2. (SBU) The spending cuts track with IMF projections that GDP will contract by four percent in 2009, with a resulting catastrophic drop in tax receipts. While the GOR still believes the IMF's projections are too pessimistic, the budget ordinance also imposes a new minimum tax on businesses in order to boost revenues. The measure, which mandates minimum tax amounts based on gross income regardless of whether net income is a profit or loss, has drawn howls of protest from business associations across the spectrum (including the American Chamber of Commerce). Critics contend that the measure may actually depress revenues by encouraging tax evasion or by simply forcing many struggling SMEs out of business. Chambers have also contended that, by enacting the measure immediately via emergency ordinance, the GOR is in violation of its own Fiscal Code, which stipulates that major revisions to tax law will not enter into force until January 1 of the year following their enactment. (Comment: Laws on the books have never prevented the GOR from basically making whatever changes it wishes via emergency ordinance; this is merely the latest in a long list of examples. Parliament is eventually supposed to ratify or reject such ordinances, but there is no constitutional timeline mandated for doing so. End comment.)

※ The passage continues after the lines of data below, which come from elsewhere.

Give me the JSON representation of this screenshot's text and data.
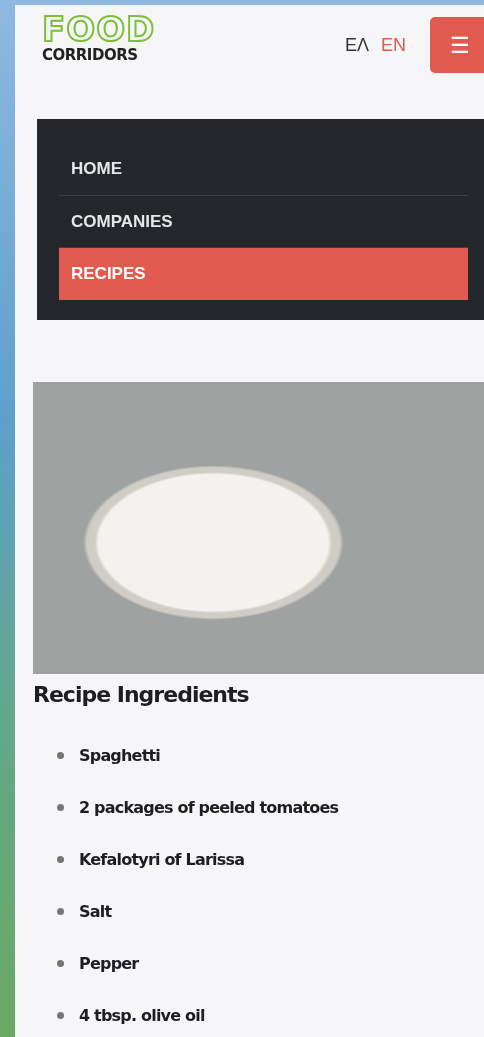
{
  "logo": {
    "top": "FOOD",
    "bottom": "CORRIDORS"
  },
  "languages": [
    {
      "label": "ΕΛ",
      "selected": false
    },
    {
      "label": "EN",
      "selected": true
    }
  ],
  "menu_button": {
    "label": "☰"
  },
  "nav": [
    {
      "label": "HOME",
      "selected": false
    },
    {
      "label": "COMPANIES",
      "selected": false
    },
    {
      "label": "RECIPES",
      "selected": true
    }
  ],
  "recipe": {
    "heading": "Recipe Ingredients",
    "ingredients": [
      "Spaghetti",
      "2 packages of peeled tomatoes",
      "Kefalotyri of Larissa",
      "Salt",
      "Pepper",
      "4 tbsp. olive oil"
    ]
  }
}
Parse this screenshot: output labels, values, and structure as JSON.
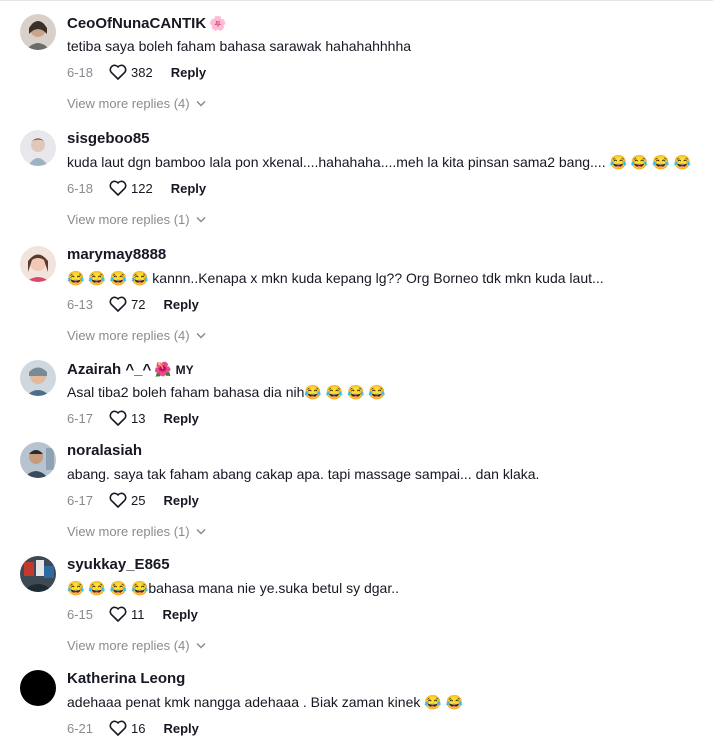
{
  "comments": [
    {
      "username": "CeoOfNunaCANTIK",
      "badge": "🌸",
      "country": "",
      "text": "tetiba saya boleh faham bahasa sarawak hahahahhhha",
      "date": "6-18",
      "likes": "382",
      "reply_label": "Reply",
      "view_more": "View more replies (4)"
    },
    {
      "username": "sisgeboo85",
      "badge": "",
      "country": "",
      "text": "kuda laut dgn bamboo lala pon xkenal....hahahaha....meh la kita pinsan sama2 bang.... 😂 😂 😂 😂",
      "date": "6-18",
      "likes": "122",
      "reply_label": "Reply",
      "view_more": "View more replies (1)"
    },
    {
      "username": "marymay8888",
      "badge": "",
      "country": "",
      "text": "😂 😂 😂 😂  kannn..Kenapa x mkn kuda kepang lg?? Org Borneo tdk mkn kuda laut...",
      "date": "6-13",
      "likes": "72",
      "reply_label": "Reply",
      "view_more": "View more replies (4)"
    },
    {
      "username": "Azairah ^_^",
      "badge": "🌺",
      "country": "MY",
      "text": "Asal tiba2 boleh faham bahasa dia nih😂 😂 😂 😂",
      "date": "6-17",
      "likes": "13",
      "reply_label": "Reply",
      "view_more": ""
    },
    {
      "username": "noralasiah",
      "badge": "",
      "country": "",
      "text": "abang. saya tak faham abang cakap apa. tapi massage sampai... dan klaka.",
      "date": "6-17",
      "likes": "25",
      "reply_label": "Reply",
      "view_more": "View more replies (1)"
    },
    {
      "username": "syukkay_E865",
      "badge": "",
      "country": "",
      "text": "😂 😂 😂 😂bahasa mana nie ye.suka betul sy dgar..",
      "date": "6-15",
      "likes": "11",
      "reply_label": "Reply",
      "view_more": "View more replies (4)"
    },
    {
      "username": "Katherina Leong",
      "badge": "",
      "country": "",
      "text": "adehaaa penat kmk nangga adehaaa . Biak zaman kinek 😂 😂",
      "date": "6-21",
      "likes": "16",
      "reply_label": "Reply",
      "view_more": ""
    }
  ]
}
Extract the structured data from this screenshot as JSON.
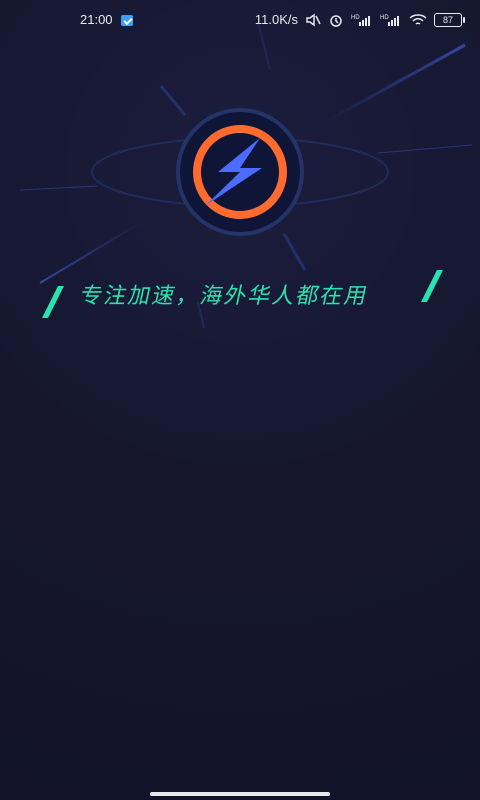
{
  "status_bar": {
    "time": "21:00",
    "network_speed": "11.0K/s",
    "battery_level": "87",
    "icons": [
      "notification-app-icon",
      "mute-icon",
      "alarm-icon",
      "signal-hd-icon",
      "signal-hd-icon",
      "wifi-icon",
      "battery-icon"
    ]
  },
  "splash": {
    "tagline": "专注加速，海外华人都在用",
    "colors": {
      "background": "#15162e",
      "accent_teal": "#2be3b1",
      "logo_blue": "#4b6cff",
      "logo_orange": "#ff6b2f",
      "ring_navy": "#0f1536"
    },
    "logo_icon": "lightning-bolt-in-orange-ring"
  }
}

3. (U) Meanwhile, current economic data paint a mixed picture. Romania's current account deficit declined substantially in the first two months of 2009 compared to the same period a year earlier. While good news for the Central Bank, the drop reflects slumping consumer demand for imports since January. New car sales totaled only 21,000 vehicles nationwide in the first quarter of 2009, 60 percent less than the 74,000 vehicles sold in the same period of 2008. At the same time, used car sales soared more than 80 percent to 76,800 vehicles in Q quarter, evidence that RQnians are still buying but are switching in droves to cheaper alternatives. Meanwhile, Romania's construction boom gone bust continues to reverberate in the real estate market. With a glut of available homes and apartments in Bucharest, average rents are back down to early 2006 levels and continue to decline.

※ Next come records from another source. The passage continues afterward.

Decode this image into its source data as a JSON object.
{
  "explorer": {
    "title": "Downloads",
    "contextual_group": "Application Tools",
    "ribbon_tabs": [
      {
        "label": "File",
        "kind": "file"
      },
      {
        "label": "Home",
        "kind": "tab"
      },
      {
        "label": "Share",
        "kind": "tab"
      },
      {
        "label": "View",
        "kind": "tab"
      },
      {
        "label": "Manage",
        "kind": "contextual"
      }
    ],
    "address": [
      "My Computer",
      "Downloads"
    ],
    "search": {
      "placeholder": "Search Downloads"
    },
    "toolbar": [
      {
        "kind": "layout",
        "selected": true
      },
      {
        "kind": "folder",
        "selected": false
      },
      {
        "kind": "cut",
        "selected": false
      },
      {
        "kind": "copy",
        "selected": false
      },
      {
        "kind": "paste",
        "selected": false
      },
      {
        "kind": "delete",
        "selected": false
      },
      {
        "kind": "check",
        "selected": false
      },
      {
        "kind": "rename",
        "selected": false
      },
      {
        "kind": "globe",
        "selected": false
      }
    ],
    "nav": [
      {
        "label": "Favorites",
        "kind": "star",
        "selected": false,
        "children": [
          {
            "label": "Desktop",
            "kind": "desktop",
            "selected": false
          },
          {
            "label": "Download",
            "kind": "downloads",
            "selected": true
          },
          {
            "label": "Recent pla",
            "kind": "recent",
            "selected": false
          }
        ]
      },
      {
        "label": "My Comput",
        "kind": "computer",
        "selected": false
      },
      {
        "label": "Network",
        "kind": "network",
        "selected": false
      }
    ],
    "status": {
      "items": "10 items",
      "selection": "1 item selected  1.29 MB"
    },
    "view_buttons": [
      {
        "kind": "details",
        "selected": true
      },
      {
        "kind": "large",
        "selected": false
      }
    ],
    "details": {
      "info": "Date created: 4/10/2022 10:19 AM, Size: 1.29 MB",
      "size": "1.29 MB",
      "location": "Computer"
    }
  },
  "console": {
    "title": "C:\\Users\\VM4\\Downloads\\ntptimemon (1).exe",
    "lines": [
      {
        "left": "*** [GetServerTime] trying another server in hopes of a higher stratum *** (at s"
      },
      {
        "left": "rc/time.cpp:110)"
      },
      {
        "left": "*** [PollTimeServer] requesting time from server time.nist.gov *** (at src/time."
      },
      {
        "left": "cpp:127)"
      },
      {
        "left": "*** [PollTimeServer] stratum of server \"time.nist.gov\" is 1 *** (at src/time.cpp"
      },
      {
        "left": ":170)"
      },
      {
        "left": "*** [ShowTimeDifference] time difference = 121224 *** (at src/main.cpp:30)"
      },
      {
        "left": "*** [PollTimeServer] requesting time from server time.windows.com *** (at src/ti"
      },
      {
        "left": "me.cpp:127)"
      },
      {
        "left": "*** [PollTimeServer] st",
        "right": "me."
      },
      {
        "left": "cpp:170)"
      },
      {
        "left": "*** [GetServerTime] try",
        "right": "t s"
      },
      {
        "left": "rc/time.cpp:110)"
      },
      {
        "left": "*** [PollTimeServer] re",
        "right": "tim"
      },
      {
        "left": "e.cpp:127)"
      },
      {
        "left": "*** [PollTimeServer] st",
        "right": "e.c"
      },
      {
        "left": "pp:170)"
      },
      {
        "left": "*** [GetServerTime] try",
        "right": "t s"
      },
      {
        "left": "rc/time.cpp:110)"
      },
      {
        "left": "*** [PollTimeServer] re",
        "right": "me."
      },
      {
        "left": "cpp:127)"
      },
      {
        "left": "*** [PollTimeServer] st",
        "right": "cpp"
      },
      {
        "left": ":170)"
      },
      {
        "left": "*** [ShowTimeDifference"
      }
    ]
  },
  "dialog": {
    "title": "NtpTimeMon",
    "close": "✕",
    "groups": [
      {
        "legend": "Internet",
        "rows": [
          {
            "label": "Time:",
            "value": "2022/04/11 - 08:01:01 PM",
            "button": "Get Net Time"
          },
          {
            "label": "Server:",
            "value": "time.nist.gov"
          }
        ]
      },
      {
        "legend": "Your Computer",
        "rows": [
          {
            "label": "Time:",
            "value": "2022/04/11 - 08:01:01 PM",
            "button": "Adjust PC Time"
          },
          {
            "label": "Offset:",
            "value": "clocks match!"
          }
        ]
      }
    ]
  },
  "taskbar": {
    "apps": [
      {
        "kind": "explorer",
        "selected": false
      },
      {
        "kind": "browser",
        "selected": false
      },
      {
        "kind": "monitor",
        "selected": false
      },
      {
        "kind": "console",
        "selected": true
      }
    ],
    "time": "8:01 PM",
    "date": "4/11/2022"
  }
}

4. (SBU) Comment: GOR ministries have considerable leeway in how to apportion the stipulated budget cuts among personnel and programs, so the full effect on public sector employment and compensation is unclear. Public sector unions, especially those representing workers in education, have repeatedly threatened to strike if demands for holding the line on pay, bonuses, and layoffs are not met. However, they have yet to deliver on these threats, and the GOR's ability to play various unions against each other by allowing ministries to vary their own reduced budget allocations is having an effect. If workers needed one more thing to be upset about, though, the GOR delivered this week by approving an emergency ordinance to boost the pay of Romanian Orthodox priests by 15 percent. Even in tough times, there are some constituencies everyone remains eager to please. End comment. BONNER